+++ Listed entries

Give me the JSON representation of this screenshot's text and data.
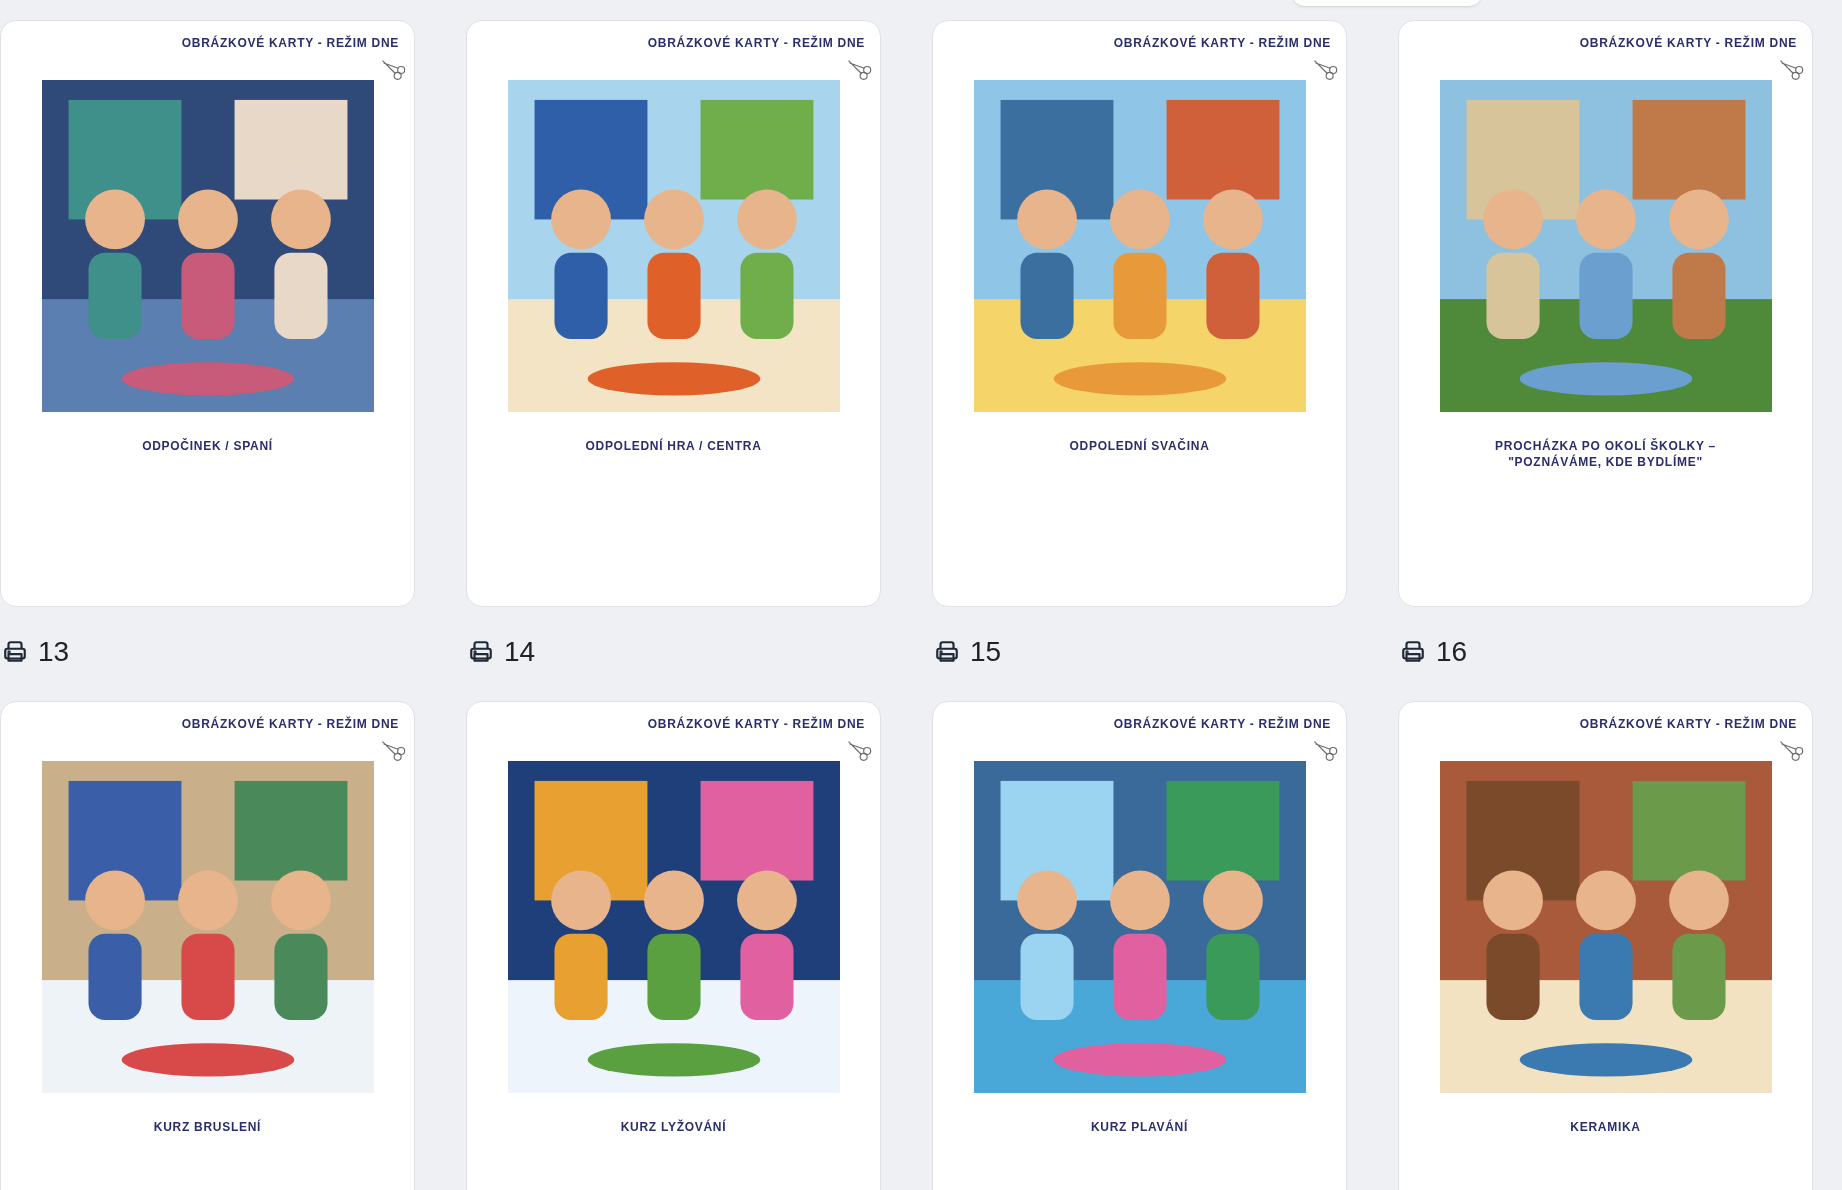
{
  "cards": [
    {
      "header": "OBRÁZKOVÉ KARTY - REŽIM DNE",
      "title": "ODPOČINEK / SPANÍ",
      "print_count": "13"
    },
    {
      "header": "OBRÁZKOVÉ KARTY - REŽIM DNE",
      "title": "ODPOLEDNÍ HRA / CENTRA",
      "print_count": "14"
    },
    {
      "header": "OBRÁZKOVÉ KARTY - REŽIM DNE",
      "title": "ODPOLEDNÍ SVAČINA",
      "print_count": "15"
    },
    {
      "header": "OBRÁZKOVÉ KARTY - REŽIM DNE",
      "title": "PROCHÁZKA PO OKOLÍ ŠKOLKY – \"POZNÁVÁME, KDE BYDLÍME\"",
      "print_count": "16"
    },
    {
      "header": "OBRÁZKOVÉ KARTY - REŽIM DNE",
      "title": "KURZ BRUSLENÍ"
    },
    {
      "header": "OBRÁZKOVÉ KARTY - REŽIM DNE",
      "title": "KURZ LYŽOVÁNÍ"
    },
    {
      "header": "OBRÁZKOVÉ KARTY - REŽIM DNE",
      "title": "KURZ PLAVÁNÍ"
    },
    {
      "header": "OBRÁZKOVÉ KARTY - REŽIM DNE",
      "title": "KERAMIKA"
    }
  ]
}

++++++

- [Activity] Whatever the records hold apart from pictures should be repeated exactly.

- [Completed exercise]
Give me the JSON representation of this screenshot's text and data.
{
  "cards": [
    {
      "header": "OBRÁZKOVÉ KARTY - REŽIM DNE",
      "title": "ODPOČINEK / SPANÍ",
      "print_count": "13"
    },
    {
      "header": "OBRÁZKOVÉ KARTY - REŽIM DNE",
      "title": "ODPOLEDNÍ HRA / CENTRA",
      "print_count": "14"
    },
    {
      "header": "OBRÁZKOVÉ KARTY - REŽIM DNE",
      "title": "ODPOLEDNÍ SVAČINA",
      "print_count": "15"
    },
    {
      "header": "OBRÁZKOVÉ KARTY - REŽIM DNE",
      "title": "PROCHÁZKA PO OKOLÍ ŠKOLKY – \"POZNÁVÁME, KDE BYDLÍME\"",
      "print_count": "16"
    },
    {
      "header": "OBRÁZKOVÉ KARTY - REŽIM DNE",
      "title": "KURZ BRUSLENÍ"
    },
    {
      "header": "OBRÁZKOVÉ KARTY - REŽIM DNE",
      "title": "KURZ LYŽOVÁNÍ"
    },
    {
      "header": "OBRÁZKOVÉ KARTY - REŽIM DNE",
      "title": "KURZ PLAVÁNÍ"
    },
    {
      "header": "OBRÁZKOVÉ KARTY - REŽIM DNE",
      "title": "KERAMIKA"
    }
  ]
}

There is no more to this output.